The story begins as Yagharek the Garuda arrives in New Crobuzon desperate for someone to restore his lost ability to fly. Garuda have wings, and his have been sawn off in judgement for his crime of "Second degree choice theft without respect". Isaac Dan der Grimnebulin, a renegade scientist, takes on the commission of restoring his ability to fly, and comes almost to the point of being able to fulfill it, when the person whose choice had been stolen by Yagharek arrives and requests that he refrain. Yagharek is guilty of a crime, has been judged by his community, and is now suffering the consequences. It is not Isaac's place to undo the punishment. It turns out that Yag's crime was what we would term rape, although the Garuda insists that to think of his crime as rape, and herself as a victim is to horribly misunderstand the situation - her choice to not have sex with Yagharek, and to avoid dealing with the repercussions of it has been stolen, in a manner which particularly disrespected her and their whole community. I *really* like this rephrasing of rape as the freedom of choice being stolen. This throws Isaac into a horrible situation - he has already accepted the commission, and in the process of completing it has become quite close with Yagharek, but if he completes his work and Yag is allowed to fly, he is basically judging Yag not-guilty, and if he refuses, he is judging Yag as being guilty. At least this is what it comes down to in the book. Or at least, that's what it comes down to in Isaac's mind. Immediately following we get a description of exactly what happened to Yag, and honestly I do think he's been punished enough - but I guess the point is that his society doesn't feel that he will be sufficiently punished if flight is returned to him.
I do love this story, even though it is essentially a tragedy. Isaac accidentally releases an enormous threat to the city of New Crobuzon, and is then forced to deal with it. While many others attempt to deal with the slake-moths, it is clear that none of them will be successful. At least not for a while, and the one who has the best chance in fact wants to recapture the slake-moths and maintain them in captivity which we've already seen isn't foolproof. The things Isaac and his friends go through in order to kill the slake-moths and rescue the city are horrible, ugly, and terrifying. The final battle where they manage to kill most of the moths, they also have to fight off the city militia who should be on their side, but who don't have a clue what's going on and aren't prepared to listen. Finally, once all the moths are dead and the battle is over, even the reward of being able to complete his crisis engine and let Yag fly is taken away by the horrible moral dilemma involved. No one comes out of this in one piece. There is no reward for a job well done. Every single thing Isaac loved or valued is gone, and he is forced to leave the city he loves (and saved!) in order to survive. Yet somehow the ending fits. It isn't horrible and depressing. Isaac has accomplished something phenomenal, and at least *he* knows it, even if no one else does. You don't save the world just for the acclamation - you save the world because it needs saving, even though it costs you everything. This ending is bleak, but beautiful at the same time.

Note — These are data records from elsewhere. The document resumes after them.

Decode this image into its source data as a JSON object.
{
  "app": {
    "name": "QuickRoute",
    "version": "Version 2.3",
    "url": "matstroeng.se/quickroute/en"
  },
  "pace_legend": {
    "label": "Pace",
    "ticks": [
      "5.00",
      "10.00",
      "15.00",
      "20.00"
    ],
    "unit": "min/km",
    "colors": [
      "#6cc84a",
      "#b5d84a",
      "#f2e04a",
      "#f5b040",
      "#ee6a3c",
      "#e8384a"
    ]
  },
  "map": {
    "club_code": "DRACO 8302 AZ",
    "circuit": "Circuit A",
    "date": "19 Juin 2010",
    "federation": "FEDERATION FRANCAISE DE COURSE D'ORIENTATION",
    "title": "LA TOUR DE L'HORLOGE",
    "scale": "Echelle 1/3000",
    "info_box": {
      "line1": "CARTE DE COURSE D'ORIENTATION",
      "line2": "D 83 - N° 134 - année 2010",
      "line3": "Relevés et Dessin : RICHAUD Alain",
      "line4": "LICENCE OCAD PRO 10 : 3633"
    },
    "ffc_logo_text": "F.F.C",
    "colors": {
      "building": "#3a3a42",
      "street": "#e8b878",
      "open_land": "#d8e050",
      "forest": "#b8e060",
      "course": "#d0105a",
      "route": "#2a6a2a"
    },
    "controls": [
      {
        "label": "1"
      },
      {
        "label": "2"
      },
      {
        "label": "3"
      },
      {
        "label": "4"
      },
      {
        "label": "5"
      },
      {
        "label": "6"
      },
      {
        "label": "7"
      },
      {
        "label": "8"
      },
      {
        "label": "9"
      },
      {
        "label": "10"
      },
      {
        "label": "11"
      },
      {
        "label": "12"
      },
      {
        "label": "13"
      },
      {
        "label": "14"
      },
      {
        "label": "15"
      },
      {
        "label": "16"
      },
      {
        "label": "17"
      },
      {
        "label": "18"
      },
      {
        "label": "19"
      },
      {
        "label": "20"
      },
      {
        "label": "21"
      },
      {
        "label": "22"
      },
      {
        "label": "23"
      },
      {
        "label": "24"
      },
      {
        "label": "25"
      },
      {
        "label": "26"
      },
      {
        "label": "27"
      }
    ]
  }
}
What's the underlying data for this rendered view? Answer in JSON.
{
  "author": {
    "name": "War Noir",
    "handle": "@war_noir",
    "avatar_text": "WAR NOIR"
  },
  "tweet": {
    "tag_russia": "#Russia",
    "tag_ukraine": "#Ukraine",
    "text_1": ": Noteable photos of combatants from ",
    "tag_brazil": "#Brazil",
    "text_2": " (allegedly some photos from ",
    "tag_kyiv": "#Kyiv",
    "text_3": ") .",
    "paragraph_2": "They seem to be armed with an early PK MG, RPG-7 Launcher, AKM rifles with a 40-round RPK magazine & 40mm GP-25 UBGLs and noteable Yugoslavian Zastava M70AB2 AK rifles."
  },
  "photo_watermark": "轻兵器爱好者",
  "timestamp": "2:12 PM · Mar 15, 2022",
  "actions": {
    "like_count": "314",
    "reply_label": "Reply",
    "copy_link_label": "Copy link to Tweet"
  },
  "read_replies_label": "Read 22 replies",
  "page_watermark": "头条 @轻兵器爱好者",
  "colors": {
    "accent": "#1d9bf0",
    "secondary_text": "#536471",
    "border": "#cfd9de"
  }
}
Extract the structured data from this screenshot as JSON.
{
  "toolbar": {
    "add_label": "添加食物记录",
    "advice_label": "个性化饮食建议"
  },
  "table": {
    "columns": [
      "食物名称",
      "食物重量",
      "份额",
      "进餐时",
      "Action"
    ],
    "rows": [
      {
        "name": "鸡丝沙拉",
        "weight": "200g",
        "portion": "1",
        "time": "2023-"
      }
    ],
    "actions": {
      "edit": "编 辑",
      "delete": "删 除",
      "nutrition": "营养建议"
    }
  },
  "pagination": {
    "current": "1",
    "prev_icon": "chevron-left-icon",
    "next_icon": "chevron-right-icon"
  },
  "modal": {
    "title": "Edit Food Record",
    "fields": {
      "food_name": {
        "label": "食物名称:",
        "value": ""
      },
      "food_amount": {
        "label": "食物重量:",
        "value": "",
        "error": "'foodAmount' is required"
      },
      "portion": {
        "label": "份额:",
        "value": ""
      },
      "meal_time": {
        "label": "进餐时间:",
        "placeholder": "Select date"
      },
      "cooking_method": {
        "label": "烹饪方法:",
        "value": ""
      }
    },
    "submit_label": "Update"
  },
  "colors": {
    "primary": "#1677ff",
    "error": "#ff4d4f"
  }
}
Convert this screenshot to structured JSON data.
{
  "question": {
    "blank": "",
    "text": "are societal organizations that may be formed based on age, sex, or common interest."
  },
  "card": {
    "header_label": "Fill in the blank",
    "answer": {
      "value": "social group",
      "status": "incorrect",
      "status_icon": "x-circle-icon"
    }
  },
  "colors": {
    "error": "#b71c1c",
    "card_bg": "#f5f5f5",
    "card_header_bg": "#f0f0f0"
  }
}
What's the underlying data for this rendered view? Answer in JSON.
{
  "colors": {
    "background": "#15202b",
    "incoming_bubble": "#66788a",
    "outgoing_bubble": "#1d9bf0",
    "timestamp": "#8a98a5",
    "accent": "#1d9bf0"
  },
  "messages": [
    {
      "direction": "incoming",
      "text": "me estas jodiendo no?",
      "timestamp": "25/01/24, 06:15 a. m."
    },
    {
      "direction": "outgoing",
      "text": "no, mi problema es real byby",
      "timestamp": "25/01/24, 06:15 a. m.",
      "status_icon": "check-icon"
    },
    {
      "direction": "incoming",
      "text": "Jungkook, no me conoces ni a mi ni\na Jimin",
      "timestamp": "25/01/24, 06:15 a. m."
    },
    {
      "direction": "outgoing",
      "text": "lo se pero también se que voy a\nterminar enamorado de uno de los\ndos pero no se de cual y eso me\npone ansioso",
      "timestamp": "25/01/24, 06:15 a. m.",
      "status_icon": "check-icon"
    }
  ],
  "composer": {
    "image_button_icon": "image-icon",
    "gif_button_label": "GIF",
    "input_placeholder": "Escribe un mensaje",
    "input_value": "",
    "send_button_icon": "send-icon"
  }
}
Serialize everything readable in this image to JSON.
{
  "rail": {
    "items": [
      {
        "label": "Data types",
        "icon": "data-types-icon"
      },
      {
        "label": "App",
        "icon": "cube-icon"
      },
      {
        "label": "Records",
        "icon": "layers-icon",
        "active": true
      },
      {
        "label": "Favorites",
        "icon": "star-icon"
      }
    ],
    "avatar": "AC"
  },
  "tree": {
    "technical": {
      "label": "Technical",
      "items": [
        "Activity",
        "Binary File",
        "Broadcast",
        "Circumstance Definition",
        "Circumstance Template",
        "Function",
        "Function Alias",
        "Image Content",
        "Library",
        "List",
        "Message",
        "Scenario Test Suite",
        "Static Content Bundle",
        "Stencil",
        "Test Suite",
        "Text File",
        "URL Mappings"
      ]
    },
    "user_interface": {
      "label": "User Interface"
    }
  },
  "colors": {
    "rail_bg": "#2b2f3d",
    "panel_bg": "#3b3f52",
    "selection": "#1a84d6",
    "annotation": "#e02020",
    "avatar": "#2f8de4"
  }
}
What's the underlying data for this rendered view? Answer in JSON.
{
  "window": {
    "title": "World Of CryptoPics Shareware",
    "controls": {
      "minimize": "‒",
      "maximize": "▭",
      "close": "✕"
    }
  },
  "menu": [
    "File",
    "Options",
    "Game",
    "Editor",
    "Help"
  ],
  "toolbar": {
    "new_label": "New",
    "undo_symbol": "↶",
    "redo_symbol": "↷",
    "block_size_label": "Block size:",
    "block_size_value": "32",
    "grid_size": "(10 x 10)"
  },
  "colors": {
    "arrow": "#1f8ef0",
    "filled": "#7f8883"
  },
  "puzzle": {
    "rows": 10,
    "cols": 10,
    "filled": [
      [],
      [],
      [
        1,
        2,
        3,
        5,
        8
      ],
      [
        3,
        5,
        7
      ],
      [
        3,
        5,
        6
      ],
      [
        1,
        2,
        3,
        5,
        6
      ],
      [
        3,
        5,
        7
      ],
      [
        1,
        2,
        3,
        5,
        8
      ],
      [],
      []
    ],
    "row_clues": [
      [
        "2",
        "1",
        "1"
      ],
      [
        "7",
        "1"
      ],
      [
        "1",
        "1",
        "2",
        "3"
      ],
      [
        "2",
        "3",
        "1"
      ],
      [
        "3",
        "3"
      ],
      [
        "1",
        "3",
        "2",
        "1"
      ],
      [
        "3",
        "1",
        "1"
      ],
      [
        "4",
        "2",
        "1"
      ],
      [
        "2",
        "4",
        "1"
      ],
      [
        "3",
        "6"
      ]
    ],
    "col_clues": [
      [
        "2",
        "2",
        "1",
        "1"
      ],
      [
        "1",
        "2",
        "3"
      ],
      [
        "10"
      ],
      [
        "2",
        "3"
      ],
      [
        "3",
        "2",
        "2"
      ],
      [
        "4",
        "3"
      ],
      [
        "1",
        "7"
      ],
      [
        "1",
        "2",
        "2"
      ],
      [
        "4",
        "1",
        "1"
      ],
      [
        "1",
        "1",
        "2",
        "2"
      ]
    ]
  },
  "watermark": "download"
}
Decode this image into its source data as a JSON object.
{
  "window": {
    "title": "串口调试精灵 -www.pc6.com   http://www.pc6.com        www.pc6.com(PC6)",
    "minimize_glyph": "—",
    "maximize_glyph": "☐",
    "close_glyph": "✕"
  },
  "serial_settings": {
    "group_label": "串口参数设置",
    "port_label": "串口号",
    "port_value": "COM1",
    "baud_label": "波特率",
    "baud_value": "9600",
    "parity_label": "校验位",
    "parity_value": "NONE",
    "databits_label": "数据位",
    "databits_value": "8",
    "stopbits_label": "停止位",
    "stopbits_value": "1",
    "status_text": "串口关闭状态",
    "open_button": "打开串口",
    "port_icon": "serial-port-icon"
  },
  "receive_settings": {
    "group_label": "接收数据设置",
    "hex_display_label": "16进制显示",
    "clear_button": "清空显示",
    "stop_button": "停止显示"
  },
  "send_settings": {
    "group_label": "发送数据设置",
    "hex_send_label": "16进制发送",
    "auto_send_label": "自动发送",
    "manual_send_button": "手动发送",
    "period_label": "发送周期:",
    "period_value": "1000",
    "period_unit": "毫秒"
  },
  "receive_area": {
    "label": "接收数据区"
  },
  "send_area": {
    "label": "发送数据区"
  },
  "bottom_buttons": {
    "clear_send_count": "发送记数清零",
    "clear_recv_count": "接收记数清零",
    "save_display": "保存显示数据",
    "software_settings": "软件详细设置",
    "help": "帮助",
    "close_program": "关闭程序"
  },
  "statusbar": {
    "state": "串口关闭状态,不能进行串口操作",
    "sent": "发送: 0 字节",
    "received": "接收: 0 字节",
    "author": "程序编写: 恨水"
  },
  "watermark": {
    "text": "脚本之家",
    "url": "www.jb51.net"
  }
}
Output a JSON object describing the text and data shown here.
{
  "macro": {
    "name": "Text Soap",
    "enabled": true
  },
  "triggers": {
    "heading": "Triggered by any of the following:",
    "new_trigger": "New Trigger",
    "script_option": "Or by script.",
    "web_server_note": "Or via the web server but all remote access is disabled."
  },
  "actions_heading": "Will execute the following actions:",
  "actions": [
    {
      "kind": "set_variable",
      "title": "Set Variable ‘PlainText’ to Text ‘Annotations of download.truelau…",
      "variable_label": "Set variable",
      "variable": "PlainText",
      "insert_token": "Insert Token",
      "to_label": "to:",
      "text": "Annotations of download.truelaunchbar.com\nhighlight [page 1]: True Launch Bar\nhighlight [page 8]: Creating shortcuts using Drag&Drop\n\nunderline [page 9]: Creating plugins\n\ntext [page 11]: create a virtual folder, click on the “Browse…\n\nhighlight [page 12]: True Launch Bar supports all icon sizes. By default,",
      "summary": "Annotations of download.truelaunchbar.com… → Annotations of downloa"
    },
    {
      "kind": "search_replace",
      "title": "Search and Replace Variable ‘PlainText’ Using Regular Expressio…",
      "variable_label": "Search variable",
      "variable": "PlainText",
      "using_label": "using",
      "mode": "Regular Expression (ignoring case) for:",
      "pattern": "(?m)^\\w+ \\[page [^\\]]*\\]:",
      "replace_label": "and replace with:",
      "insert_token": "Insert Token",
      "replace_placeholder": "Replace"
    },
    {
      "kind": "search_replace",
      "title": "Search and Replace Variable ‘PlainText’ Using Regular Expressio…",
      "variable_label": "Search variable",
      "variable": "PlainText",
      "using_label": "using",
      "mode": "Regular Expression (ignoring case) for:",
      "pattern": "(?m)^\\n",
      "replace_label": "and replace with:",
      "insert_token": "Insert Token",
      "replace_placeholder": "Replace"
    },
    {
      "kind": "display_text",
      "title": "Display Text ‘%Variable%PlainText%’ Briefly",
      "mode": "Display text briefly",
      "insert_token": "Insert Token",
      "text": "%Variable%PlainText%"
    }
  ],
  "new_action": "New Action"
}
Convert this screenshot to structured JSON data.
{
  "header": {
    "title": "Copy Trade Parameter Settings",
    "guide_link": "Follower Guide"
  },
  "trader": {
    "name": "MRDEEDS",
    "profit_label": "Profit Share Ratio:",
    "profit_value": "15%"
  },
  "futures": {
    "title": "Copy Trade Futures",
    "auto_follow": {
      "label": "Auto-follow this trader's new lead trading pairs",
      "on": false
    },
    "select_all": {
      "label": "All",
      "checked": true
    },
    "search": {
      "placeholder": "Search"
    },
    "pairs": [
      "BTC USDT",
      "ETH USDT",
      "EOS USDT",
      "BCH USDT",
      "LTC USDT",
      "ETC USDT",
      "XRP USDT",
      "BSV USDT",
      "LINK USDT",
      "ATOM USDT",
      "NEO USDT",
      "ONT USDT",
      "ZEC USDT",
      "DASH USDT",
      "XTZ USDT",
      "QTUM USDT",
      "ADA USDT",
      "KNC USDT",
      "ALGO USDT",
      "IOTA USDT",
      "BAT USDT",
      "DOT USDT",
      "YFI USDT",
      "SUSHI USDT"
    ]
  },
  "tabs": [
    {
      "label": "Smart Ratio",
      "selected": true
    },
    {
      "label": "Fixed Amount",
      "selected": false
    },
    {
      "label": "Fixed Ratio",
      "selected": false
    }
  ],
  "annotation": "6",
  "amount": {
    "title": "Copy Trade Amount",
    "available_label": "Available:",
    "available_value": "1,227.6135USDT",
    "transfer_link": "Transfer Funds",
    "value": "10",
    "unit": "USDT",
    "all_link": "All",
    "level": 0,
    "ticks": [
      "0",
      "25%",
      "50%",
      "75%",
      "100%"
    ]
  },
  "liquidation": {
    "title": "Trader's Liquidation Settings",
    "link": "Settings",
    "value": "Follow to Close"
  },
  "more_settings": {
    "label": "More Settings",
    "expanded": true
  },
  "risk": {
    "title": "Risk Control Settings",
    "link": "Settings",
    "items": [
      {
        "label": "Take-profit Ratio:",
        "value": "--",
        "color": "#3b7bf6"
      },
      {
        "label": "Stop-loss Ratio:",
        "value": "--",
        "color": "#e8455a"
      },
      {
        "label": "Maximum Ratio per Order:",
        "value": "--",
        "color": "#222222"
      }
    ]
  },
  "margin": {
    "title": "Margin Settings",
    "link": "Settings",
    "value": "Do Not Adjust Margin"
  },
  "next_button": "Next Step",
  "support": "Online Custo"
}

Aside from the depressing and realistic bits (which are totally awesome, don't get me wrong) this book is full of totally fabulous characters and ideas and things. Different ways of being and thinking. Ideas about what it means to be human, or sentient, or good, or evil. Having a truly brilliant mad scientist as a main character is lots of fun. The Weaver is a wonderful character, although horribly confusing (but at least as confusing to the other characters as to the reader). The handlingers are fascinating...in fact all of the non-human residents of New Crobuzon are completely awesome. The world is gritty, ugly, and stunningly beautiful all at once.